Illness is lonely enough, and as a pilgrim walking this path can be daunting. Fortunately, many people with these diagnoses have doctors that can be their Sherpa on this path. These doctors are often doing research to gain information and in turn create treatment strategies. We all can use a Sherpa to help us on what is often a long and arduous journey. Who’s your Sherpa?
Have you ever wondered how far removed we are from the animal kingdom? I have this discussion with my vet every so often in regard to my cats. We discuss the fact that cats have not been domesticated as long as dogs and every so often their natural instincts play out. I began thinking about we as humans and our nature connection.
This afternoon I went to speak with the Rabbi at one of the local synagogues. Having been raised Jewish I had some questions about where I feel I fit in the religious community. As I move forward in my Doctor of Ministry degree I am exposed to many religions, faiths and spiritual concepts. Having practiced only one faith I’m more inclined to be intrigued by others…it’s not like I’m looking to convert; I’m just looking for answers to those “what is the meaning of life” questions.
I’m currently reading the translation of Teresa of Avila’s “The Inner Castle”, a great woman, but obviously not Jewish. The Rabbi commented that as a faith Jews are community based. The Jewish faith is not a monastic tradition. It was one of those Aha moments. I’ve read lots about monastic traditions and although appealing, especially when things get crazy, I’m a community based person.
So what am I trying to say? I want you to consider how you practice your religion or spirituality best.
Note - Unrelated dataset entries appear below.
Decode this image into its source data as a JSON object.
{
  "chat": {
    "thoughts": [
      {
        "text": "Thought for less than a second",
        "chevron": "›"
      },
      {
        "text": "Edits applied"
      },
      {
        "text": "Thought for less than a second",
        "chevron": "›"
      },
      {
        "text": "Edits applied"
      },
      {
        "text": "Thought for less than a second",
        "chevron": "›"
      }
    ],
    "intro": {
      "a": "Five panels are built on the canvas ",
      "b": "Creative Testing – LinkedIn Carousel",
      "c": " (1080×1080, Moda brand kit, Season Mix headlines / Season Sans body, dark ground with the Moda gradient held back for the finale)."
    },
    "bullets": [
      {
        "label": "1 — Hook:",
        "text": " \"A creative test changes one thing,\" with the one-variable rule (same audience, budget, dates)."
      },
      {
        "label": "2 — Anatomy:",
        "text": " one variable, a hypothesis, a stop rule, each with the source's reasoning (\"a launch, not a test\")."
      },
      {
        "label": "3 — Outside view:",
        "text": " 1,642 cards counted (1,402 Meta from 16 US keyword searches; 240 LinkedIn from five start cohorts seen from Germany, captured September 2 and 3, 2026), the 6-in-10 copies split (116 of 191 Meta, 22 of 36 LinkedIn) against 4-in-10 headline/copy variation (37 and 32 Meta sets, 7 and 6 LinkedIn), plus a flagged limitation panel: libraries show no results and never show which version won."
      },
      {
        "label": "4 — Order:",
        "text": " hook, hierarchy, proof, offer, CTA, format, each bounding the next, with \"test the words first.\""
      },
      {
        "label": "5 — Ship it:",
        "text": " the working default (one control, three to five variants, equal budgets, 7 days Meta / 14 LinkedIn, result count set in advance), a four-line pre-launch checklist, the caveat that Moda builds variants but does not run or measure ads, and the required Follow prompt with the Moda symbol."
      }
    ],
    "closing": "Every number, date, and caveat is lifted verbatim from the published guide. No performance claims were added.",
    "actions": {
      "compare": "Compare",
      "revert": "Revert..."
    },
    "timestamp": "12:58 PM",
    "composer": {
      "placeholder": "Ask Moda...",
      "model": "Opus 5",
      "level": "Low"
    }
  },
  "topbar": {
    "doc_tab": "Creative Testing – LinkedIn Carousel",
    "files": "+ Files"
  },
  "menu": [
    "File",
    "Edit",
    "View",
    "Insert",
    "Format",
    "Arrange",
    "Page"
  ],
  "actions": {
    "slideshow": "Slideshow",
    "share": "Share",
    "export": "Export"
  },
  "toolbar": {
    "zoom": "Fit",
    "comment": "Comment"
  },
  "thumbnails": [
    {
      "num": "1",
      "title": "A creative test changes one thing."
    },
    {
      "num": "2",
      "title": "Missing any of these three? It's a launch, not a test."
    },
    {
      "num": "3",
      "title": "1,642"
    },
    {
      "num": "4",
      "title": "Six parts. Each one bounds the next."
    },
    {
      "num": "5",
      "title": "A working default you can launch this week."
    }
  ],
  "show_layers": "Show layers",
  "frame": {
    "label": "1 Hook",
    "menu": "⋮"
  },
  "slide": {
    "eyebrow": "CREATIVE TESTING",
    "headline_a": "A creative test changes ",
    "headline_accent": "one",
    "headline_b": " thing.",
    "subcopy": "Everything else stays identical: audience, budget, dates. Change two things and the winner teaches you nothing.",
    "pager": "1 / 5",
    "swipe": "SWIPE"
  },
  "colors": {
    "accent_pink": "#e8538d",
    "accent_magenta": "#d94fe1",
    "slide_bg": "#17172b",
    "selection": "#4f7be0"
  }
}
Do you feel more in line with a solitary tradition or do are you more suited to a community/group based practice. I find comfort in praying with others. I feel energetic when I’m surrounded by the energy of others. I feel part of something larger than myself when I am in the company of like -minded others.
This is important for our lives and pilgrims because it will impact your healing process. If sitting alone and meditating works for you then that’s you’re chosen healing process. If sitting on a pew in a church, praying the rosary, then that’s how you’ll heal best. We all have a primary mode of connection both with people and with our God or whatever your spiritual source.
Know thyself and aid in your own healing process.
I was surprised to read that Dorothy Hamill, the famous ice skater, was diagnosed with breast cancer. I wasn’t any more surprised than hearing that one of my neighbors was diagnosed, the difference is the world wide notification of the event. It’s easy to believe that if we’re not a celebrity that we can keep our health secrets to ourselves, but that’s an illusion.
There are obvious things that would tip off our friends and family that something health related was happening. Someone may notice pill bottles in a cabinet. Some treatments will leave the person without hair. Some people may have to use some sort of a device to help with mobility, other signs are a bit more subtle.
What’s not subtle is showing up in your doctor’s office only to find someone in your circle already sitting in the waiting room. That’s exactly what happened to me one afternoon and after the initial sense of awkwardness passed we could both release a sigh of relief because we didn’t have to pretend to each other.
The world is a much smaller place than you can imagine, especially with technology keep us linked together. You don’t have to share your health concerns with anyone, but be aware that you can’t crawl in a hole and be anonymous forever. Most of us don’t have the option of staying in our homes with health professionals coming to us until our health issue is resolved or markedly improved. We will be out in the world and you’ll find others are having similar struggles. Know you’re not alone, and that may be enough to provide a small nudge of support. It will at minimum reduce your feelings of isolation.